Zazi, 28, was arrested in 2009 and admitted he was "recruited" by Pakistani militants to hit the crowded transit system with a series of suicide bombs. He pleaded guilty and was facing life in prison, but his sentence was postponed and he was later reportedly moved to a secret location.
Shahzad, 34, was arrested in 2010 after trying to detonate a car bomb in Times Square. He, too, pleaded guilty and admitted he had received bomb-making training in Pakistan. He was sentenced to life in prison with no parole.
Federal law enforcement officials said they have been tracing other U.S. residents traveling abroad, specifically Somali Americans from Minnesota who have gone to fight in that country. They are also watching several individuals identified soon after the Sept. 11 attacks, such as half a dozen men from the Buffalo suburb of Lackawanna, N.Y., who trained at an al-Qaida facility in Afghanistan.
Comey said these suspects are always the most difficult to identify and stop.
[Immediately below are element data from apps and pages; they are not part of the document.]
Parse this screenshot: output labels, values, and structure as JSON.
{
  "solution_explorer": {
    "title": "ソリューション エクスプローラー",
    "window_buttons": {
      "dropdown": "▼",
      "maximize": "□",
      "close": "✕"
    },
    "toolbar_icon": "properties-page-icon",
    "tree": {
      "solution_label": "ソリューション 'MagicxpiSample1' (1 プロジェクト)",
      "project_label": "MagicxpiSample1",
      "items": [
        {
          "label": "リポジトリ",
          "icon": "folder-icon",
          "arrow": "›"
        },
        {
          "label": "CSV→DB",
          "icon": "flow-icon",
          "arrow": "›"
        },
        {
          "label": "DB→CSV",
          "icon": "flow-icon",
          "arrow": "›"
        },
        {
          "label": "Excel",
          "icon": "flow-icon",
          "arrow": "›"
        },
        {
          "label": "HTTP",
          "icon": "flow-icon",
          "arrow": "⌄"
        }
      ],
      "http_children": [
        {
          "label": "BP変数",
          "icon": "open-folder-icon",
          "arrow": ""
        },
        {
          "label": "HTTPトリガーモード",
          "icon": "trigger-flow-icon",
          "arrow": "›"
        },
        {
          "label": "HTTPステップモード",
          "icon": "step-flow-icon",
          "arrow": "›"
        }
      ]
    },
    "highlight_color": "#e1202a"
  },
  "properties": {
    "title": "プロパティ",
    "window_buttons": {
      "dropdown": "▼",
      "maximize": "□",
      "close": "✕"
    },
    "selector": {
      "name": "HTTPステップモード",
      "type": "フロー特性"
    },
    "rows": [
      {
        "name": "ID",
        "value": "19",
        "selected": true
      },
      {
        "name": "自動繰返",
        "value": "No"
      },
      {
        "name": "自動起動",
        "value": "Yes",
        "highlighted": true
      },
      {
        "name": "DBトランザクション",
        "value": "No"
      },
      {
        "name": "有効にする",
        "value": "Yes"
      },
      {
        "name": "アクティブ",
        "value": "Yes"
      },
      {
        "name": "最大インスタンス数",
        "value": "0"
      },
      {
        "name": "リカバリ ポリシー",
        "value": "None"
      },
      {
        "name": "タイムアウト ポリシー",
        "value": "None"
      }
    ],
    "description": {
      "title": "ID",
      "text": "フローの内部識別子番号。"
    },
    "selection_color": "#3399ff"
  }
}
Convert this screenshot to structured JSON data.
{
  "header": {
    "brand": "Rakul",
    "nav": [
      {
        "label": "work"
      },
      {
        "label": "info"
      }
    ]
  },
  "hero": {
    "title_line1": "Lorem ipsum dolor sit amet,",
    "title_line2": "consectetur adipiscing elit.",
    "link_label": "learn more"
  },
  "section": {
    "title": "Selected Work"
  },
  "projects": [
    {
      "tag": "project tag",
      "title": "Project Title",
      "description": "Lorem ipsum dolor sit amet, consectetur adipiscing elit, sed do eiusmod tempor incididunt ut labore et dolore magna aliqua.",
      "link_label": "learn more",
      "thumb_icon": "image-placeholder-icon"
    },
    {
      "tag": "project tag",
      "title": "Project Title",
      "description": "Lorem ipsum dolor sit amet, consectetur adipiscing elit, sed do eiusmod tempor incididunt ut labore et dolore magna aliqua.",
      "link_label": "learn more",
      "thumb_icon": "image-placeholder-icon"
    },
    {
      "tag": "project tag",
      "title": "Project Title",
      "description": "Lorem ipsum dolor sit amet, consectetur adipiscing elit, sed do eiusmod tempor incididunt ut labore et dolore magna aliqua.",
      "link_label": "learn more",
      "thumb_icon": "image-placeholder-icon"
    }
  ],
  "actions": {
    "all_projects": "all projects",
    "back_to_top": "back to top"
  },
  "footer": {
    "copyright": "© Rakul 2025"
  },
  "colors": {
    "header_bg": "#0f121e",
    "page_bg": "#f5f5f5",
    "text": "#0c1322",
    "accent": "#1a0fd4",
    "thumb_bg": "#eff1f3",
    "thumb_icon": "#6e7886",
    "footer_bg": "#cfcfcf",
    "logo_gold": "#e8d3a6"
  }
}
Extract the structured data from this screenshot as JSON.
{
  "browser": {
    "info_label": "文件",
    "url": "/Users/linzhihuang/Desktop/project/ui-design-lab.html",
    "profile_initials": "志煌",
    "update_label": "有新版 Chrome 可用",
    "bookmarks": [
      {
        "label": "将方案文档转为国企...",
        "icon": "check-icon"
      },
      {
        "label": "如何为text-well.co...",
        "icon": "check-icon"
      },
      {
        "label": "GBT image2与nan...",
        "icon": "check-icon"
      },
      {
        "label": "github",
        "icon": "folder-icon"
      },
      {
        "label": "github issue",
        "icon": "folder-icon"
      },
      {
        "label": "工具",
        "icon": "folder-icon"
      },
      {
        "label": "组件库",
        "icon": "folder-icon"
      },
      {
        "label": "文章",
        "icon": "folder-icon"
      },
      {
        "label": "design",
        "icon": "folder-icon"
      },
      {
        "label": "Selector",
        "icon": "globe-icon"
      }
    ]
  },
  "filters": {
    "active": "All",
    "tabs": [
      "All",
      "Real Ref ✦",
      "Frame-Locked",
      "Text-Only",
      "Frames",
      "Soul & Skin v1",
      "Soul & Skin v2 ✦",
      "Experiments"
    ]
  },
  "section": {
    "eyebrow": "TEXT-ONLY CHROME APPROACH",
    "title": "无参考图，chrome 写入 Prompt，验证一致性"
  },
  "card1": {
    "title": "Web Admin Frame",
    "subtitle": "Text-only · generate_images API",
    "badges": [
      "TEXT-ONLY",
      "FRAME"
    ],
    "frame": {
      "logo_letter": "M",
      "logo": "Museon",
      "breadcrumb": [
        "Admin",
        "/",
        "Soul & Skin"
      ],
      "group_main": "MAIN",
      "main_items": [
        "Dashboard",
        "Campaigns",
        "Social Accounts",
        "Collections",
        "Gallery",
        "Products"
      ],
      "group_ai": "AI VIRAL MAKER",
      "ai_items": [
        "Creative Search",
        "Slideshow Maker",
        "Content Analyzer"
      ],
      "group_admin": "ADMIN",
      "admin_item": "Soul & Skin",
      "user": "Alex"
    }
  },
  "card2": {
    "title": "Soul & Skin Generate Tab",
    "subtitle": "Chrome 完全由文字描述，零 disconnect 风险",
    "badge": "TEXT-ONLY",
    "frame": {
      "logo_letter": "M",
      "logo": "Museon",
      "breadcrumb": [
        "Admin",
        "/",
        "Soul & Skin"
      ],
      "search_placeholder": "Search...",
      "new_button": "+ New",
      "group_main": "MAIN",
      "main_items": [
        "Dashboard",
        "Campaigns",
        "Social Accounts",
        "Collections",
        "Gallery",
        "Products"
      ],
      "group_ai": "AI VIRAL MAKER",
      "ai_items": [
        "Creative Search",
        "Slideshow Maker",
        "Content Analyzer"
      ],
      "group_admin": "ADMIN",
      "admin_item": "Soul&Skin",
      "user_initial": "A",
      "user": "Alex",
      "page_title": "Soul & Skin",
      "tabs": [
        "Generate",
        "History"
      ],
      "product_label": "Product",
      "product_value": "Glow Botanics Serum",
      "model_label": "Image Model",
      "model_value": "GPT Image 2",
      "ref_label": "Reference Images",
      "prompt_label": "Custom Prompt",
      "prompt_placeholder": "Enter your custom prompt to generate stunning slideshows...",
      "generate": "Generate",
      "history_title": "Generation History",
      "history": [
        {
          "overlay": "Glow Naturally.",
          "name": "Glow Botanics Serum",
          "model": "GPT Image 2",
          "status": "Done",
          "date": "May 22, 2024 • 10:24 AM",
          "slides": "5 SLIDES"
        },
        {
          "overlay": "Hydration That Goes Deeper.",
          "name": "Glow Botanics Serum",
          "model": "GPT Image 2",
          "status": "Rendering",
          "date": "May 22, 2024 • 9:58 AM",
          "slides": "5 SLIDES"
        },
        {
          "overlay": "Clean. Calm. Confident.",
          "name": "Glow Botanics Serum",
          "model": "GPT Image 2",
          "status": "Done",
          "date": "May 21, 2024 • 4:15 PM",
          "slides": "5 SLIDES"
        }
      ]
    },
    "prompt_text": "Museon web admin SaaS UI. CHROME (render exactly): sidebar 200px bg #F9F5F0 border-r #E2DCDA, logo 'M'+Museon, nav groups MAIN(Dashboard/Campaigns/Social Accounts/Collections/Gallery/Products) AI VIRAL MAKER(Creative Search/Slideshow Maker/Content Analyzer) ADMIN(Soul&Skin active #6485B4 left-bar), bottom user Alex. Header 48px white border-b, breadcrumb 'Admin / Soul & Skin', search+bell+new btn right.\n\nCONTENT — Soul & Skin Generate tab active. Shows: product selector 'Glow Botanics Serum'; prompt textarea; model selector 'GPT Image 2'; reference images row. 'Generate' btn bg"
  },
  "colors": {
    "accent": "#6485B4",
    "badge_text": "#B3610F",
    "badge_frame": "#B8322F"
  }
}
He suggested it is all the more challenging today because al-Qaida has been "metastasizing" into splinter groups in Iraq, Syria and Libya.
Although the FBI previously had "great success" against al-Qaida in the group's traditional Afghanistan-Pakistan region, he said, "in the ungoverned or poorly governed spaces in Africa and around the Middle East, we see a resurgence of al-Qaida affiliates.